20th Sunday after Pentecost: October 10: Mark 10:17-31
This is a continuation of the way of the Lord in contrast to the way of the world. Jesus challenges a rich man to “Sell what you have and give it to the poor.” He therefore challenges us to use our wealth to help those who live in poverty. But no matter how much we sacrifice we can’t buy our way into God’s Kingdom. Only God can give the Kingdom to us. We are called to trust in God and not in our wealth or accomplishments. Besides, God is the true Owner; and God entrusts us to serve as God’s managers.
Prayer: Help us, Master, to relinquish our hold on all that you have entrusted to us and to experience the freedom of being your stewards.
21st Sunday after Pentecost: October 17: Mark 10:35-45
James and John typify our human tendency to seek honor and status. Whenever there is striving to be superior to others, jealousy and squabbling are the result. Jesus calls us to a life of servanthood. Servanthood builds a caring, mutual community!
Prayer: Help us, Lord, to discover true greatness in serving others as you did.
22nd Sunday after Pentecost: October 24: Mark 10:46-52
Jesus gives the blind man, Bartimaeus his sight just before Palm Sunday and our Lord’s passion.
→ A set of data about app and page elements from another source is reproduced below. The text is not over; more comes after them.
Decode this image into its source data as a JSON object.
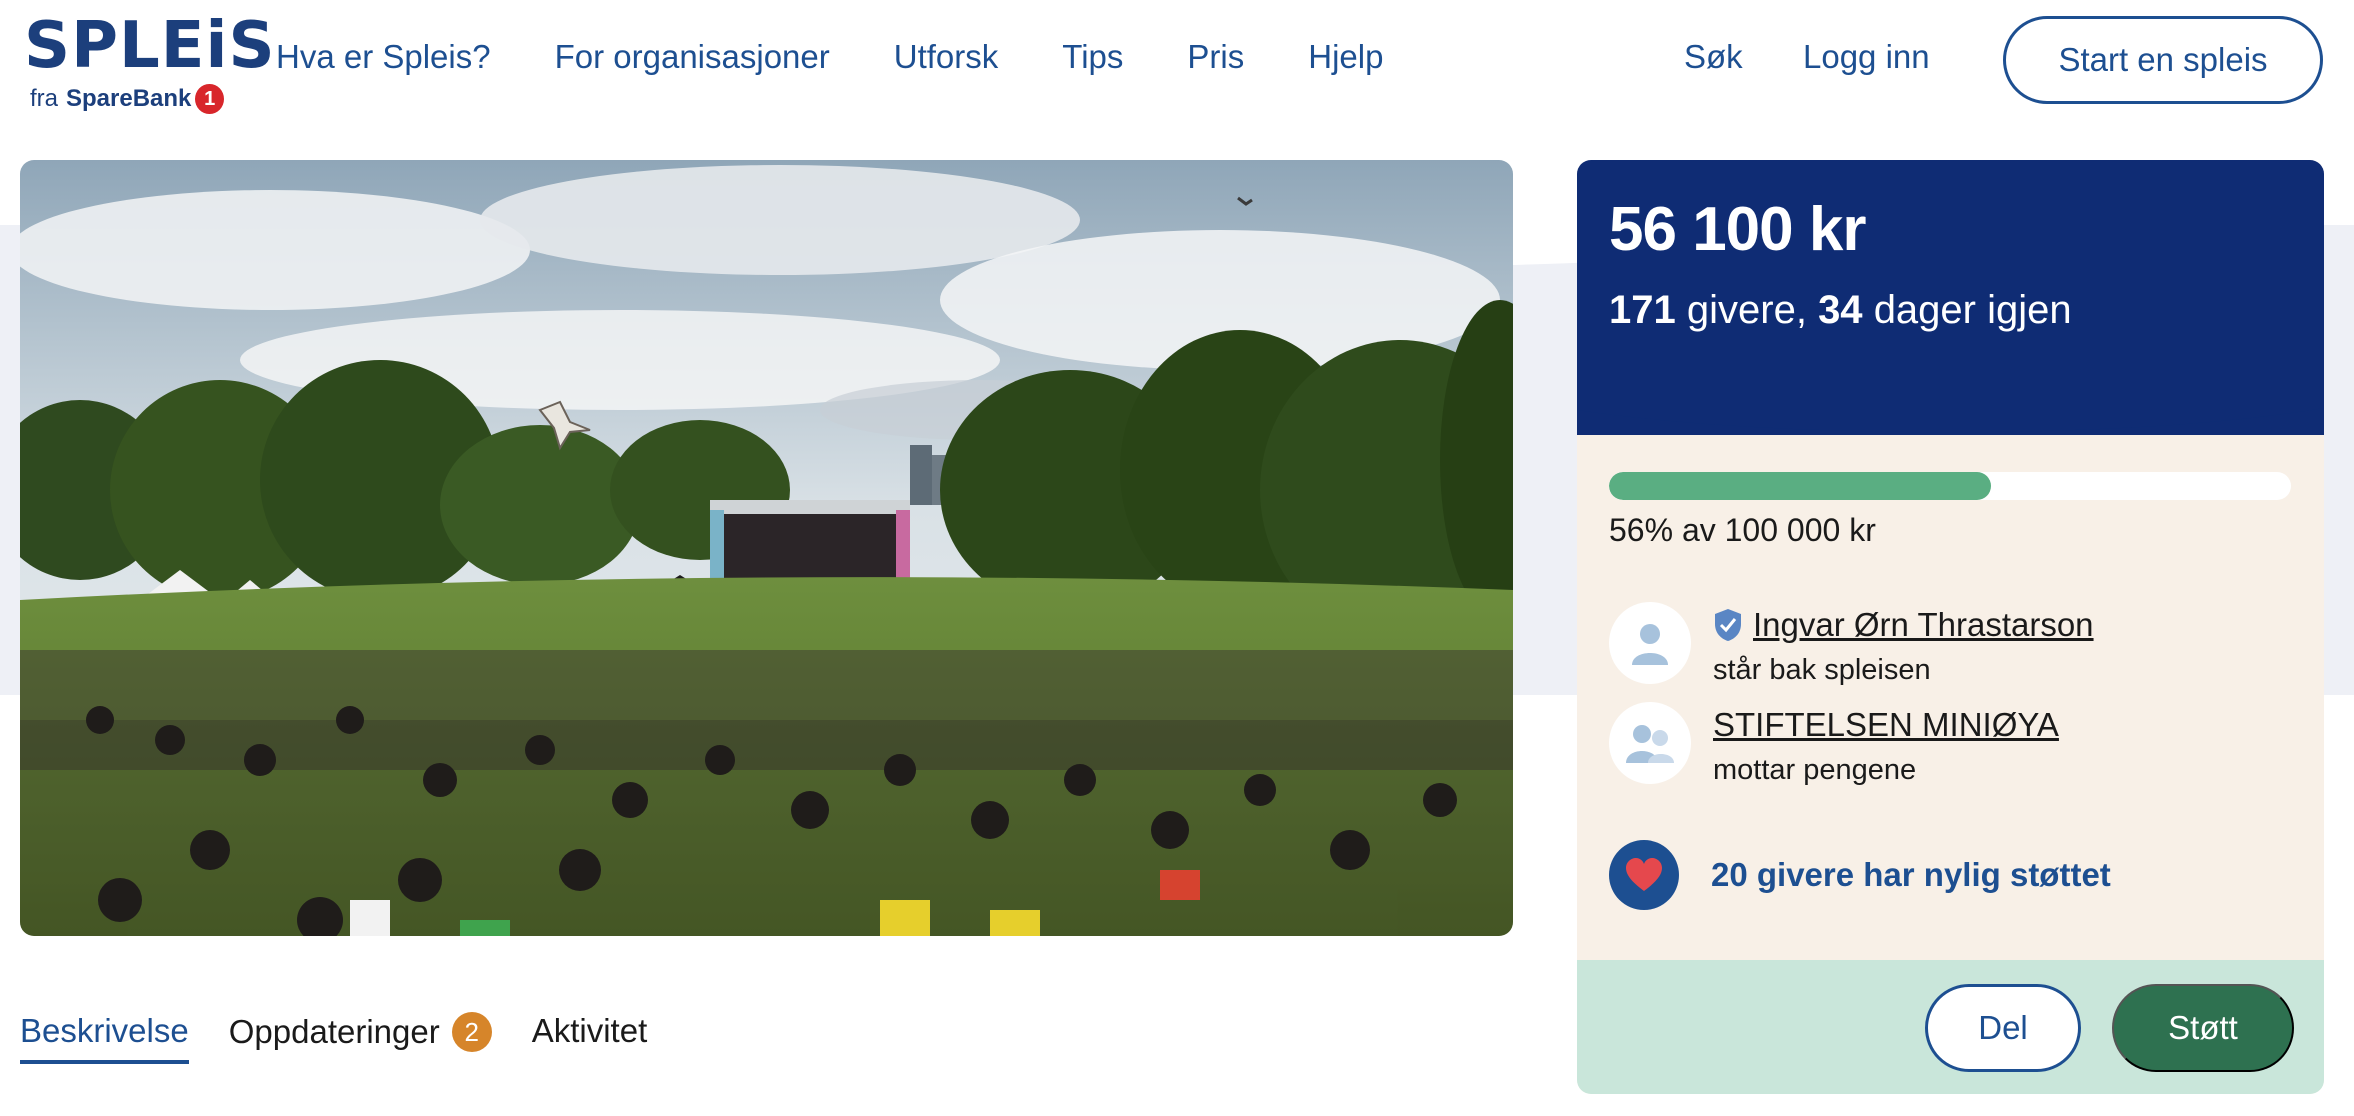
{
  "brand": {
    "logo_text": "SPLEiS",
    "logo_sub_prefix": "fra",
    "logo_sub_bank": "SpareBank",
    "logo_sub_one": "1"
  },
  "nav": {
    "items": [
      {
        "label": "Hva er Spleis?"
      },
      {
        "label": "For organisasjoner"
      },
      {
        "label": "Utforsk"
      },
      {
        "label": "Tips"
      },
      {
        "label": "Pris"
      },
      {
        "label": "Hjelp"
      }
    ],
    "search_label": "Søk",
    "login_label": "Logg inn",
    "start_label": "Start en spleis"
  },
  "campaign": {
    "amount": "56 100 kr",
    "givers_count": "171",
    "givers_text": "givere,",
    "days_count": "34",
    "days_text": "dager igjen",
    "progress_fraction": 0.56,
    "progress_text": "56% av 100 000 kr",
    "owner_name": "Ingvar Ørn Thrastarson",
    "owner_role": "står bak spleisen",
    "recipient_name": "STIFTELSEN MINIØYA",
    "recipient_role": "mottar pengene",
    "recent_supporters": "20 givere har nylig støttet",
    "share_label": "Del",
    "support_label": "Støtt"
  },
  "tabs": [
    {
      "label": "Beskrivelse",
      "active": true
    },
    {
      "label": "Oppdateringer",
      "badge": "2"
    },
    {
      "label": "Aktivitet"
    }
  ],
  "colors": {
    "brand_blue": "#1d4f91",
    "dark_navy": "#0f2c74",
    "progress_green": "#5aae82",
    "support_green": "#2e7150",
    "card_beige": "#f8f0e7",
    "card_bottom_mint": "#c9e6da",
    "badge_orange": "#d6852a",
    "heart_red": "#e5484d"
  },
  "icons": {
    "verified": "shield-check-icon",
    "owner_avatar": "person-icon",
    "recipient_avatar": "group-icon",
    "recent": "heart-icon"
  }
}
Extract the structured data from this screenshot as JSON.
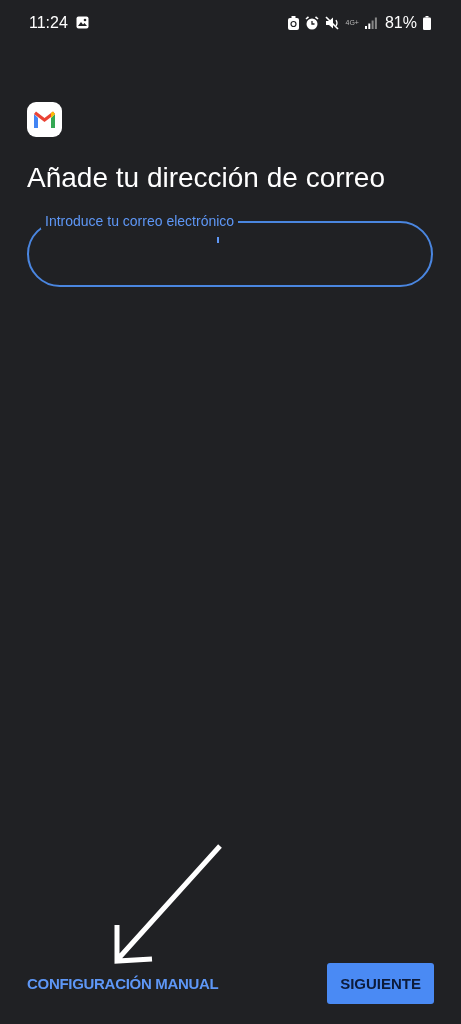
{
  "status_bar": {
    "time": "11:24",
    "network": "4G+",
    "battery": "81%"
  },
  "title": "Añade tu dirección de correo",
  "email_field": {
    "label": "Introduce tu correo electrónico",
    "focused": true
  },
  "actions": {
    "link": "CONFIGURACIÓN MANUAL",
    "button": "SIGUIENTE"
  }
}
Bartimaeus will witness Jesus’ triumphal entry into Jerusalem, then his arrest, mock trial, torture, death on the cross, and resurrection! We can only imagine what impact Holy Week and Easter had on Bartimaeus with his brand-new eyesight!
Prayer: May the spirit of our crucified and resurrected Lord enable us to recognize his healing, forgiving, and redeeming power.
Reformation Sunday: October 31: John 8:31-38
Those who are in denial concerning their sinfulness and need for a Savior can’t stand to face the truth. Those who recognize their imperfections and need of forgiveness welcome Christ with open arms.
Prayer: Holy Spirit, set us free from our pretenses and need to prove ourselves worthy. Help us to rely solely on the righteousness of Jesus Christ.
All Saints Sunday: November 7: John 11:32-44
The story illustrates the joy we can anticipate in the resurrection. Just as Jesus raised Lazarus from the dead; so we shall be raised too. On this “memorial day” for the Church we commemorate all those saints (forgiven sinners) who have gone before us and give God thanks for their witness and loving service.
Prayer: As we give you thanks for the many saints through whom you have touched us with your love and grace, use us to do the same in our daily service.
24th Sunday of Pentecost: November 7: Mark 12:38-44
This is a vivid contrast between the scribes who use religion for their own gain and glory on the one hand, with the poor widow who sacrifices her whole living to give credit and praise to God, on the other hand. She is an example of stewardship at its best!
Prayer: Keep reminding us, O Lord, that all we have is yours and to use these gifts to share your Good News and to help others in your name.
25th Sunday of Pentecost: November 14: Mark 13:1-8
Jesus foretells the destruction of the beloved Temple and Jerusalem as well as the appearance of phony messiahs, the devastation of wars and other calamities. But all these will be the start of birth-pangs; which means the best is yet to come…God’s new creation!
Prayer: Help us not to fear the last day when you return; help us to welcome it and continue serving you gracious Lord – even to our last day!
Christ the King: November 21: John 18:33-37
This marks the culmination of the season of Pentecost and the church year. It is obvious that Pilate does not understand the kind of King Jesus is. Our Lord’s Kingdom is not limited to this world or subject to those who appear to be in power. Jesus came to proclaim and live the truth. Those who know the truth know Jesus as God’s gracious, generous, and sacrificial King.
Prayer: Thanks, Lord, for being our benevolent, gracious, and eternal ruler.
Thanksgiving: November 25: Mathew 6:25-33
The bottom line of being grateful is recognizing that we are completely dependent upon God for life itself, for daily provisions, and for the gift of eternal life. By tracing all good gifts back to God we approach each day with the proper attitude of gratitude.
Prayer: Holy Spirit, empower us to exchange our daily anxieties for a deep sense of gratitude.